How many lines in these entries contain the string "background"? Reply with the number alone.

PROVIDED MATERIAL →
━━━━

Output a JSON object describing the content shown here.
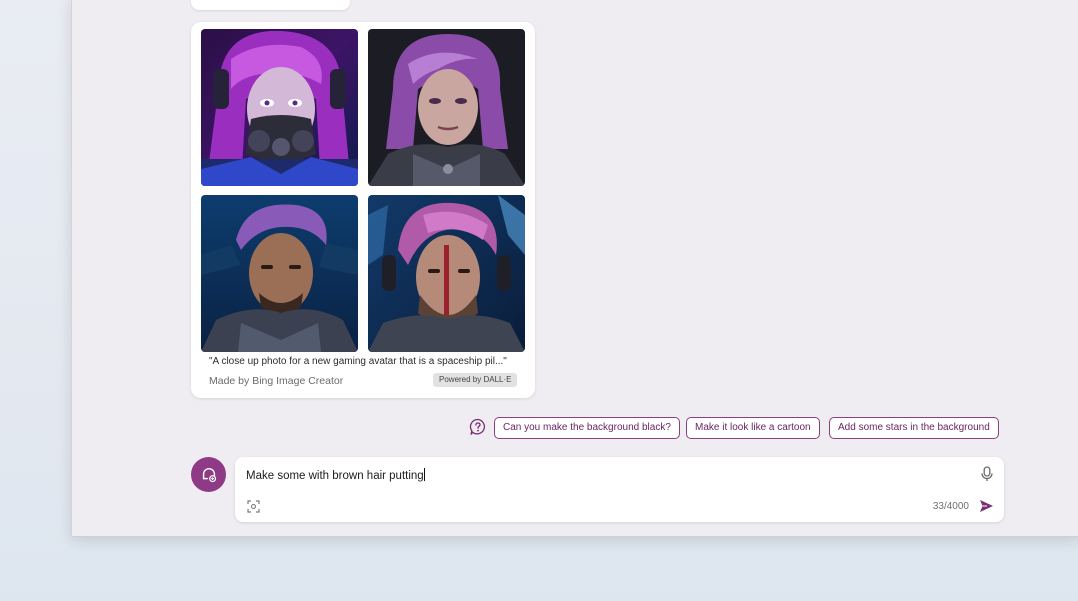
{
  "image_card": {
    "caption": "\"A close up photo for a new gaming avatar that is a spaceship pil...\"",
    "made_by": "Made by Bing Image Creator",
    "powered_by": "Powered by DALL·E"
  },
  "suggestions": {
    "help_icon": "question-bubble-icon",
    "items": [
      "Can you make the background black?",
      "Make it look like a cartoon",
      "Add some stars in the background"
    ]
  },
  "compose": {
    "value": "Make some with brown hair putting",
    "counter": "33/4000",
    "icons": [
      "mic-icon",
      "image-scan-icon",
      "send-icon"
    ]
  },
  "avatar_icon": "new-topic-icon",
  "colors": {
    "accent": "#8f3a86",
    "chip_border": "#8a3f82",
    "chip_text": "#6c2463",
    "window_bg": "#efedf1"
  }
}
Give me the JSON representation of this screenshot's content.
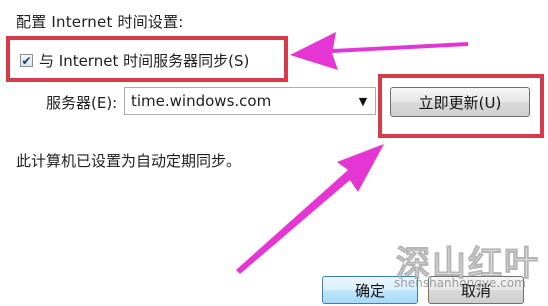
{
  "dialog": {
    "heading": "配置 Internet 时间设置:",
    "sync_checkbox": {
      "label": "与 Internet 时间服务器同步(S)",
      "checked": true,
      "glyph": "✔"
    },
    "server": {
      "label": "服务器(E):",
      "value": "time.windows.com",
      "arrow_glyph": "▼"
    },
    "update_button": "立即更新(U)",
    "status_text": "此计算机已设置为自动定期同步。",
    "ok_button": "确定",
    "cancel_button": "取消"
  },
  "annotations": {
    "highlight_color": "#d53b48",
    "arrow_color": "#e536d3"
  },
  "watermark": {
    "title": "深山红叶",
    "url": "shenshanhongye.com"
  }
}
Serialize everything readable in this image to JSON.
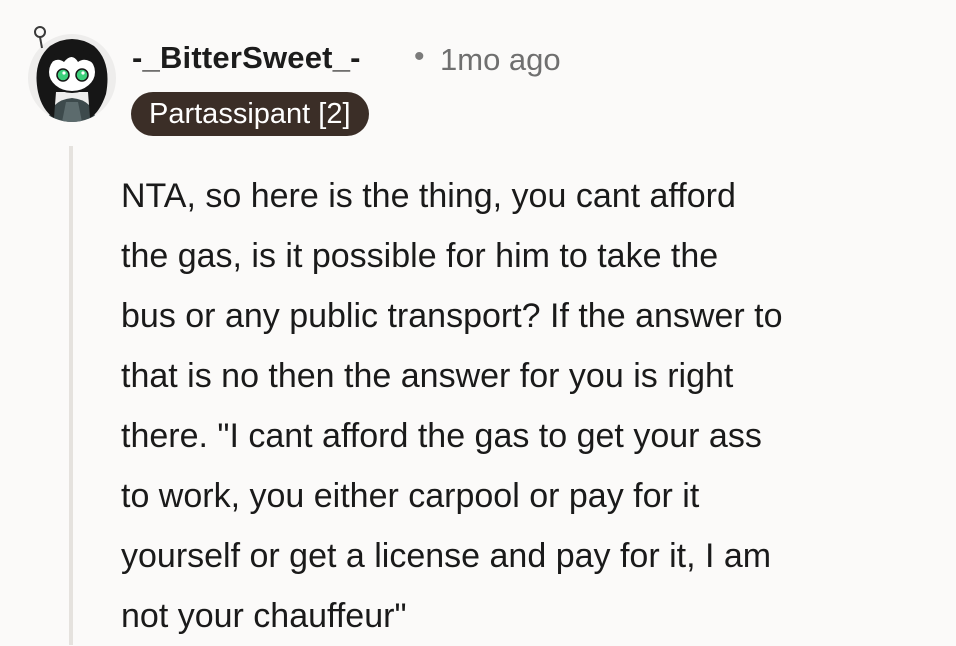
{
  "comment": {
    "author": "-_BitterSweet_-",
    "separator": "•",
    "timestamp": "1mo ago",
    "flair": "Partassipant [2]",
    "body_lines": [
      "NTA, so here is the thing, you cant afford",
      "the gas, is it possible for him to take the",
      "bus or any public transport? If the answer to",
      "that is no then the answer for you is right",
      "there. \"I cant afford the gas to get your ass",
      "to work, you either carpool or pay for it",
      "yourself or get a license and pay for it, I am",
      "not your chauffeur\""
    ]
  },
  "colors": {
    "background": "#fbfaf9",
    "flair_bg": "#3b2e27",
    "flair_text": "#ffffff",
    "thread_line": "#e5e2de",
    "avatar_eyes": "#3ccf7a"
  },
  "icons": {
    "avatar": "user-avatar-snoo"
  }
}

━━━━

RESULT FOR THIS TASK →
3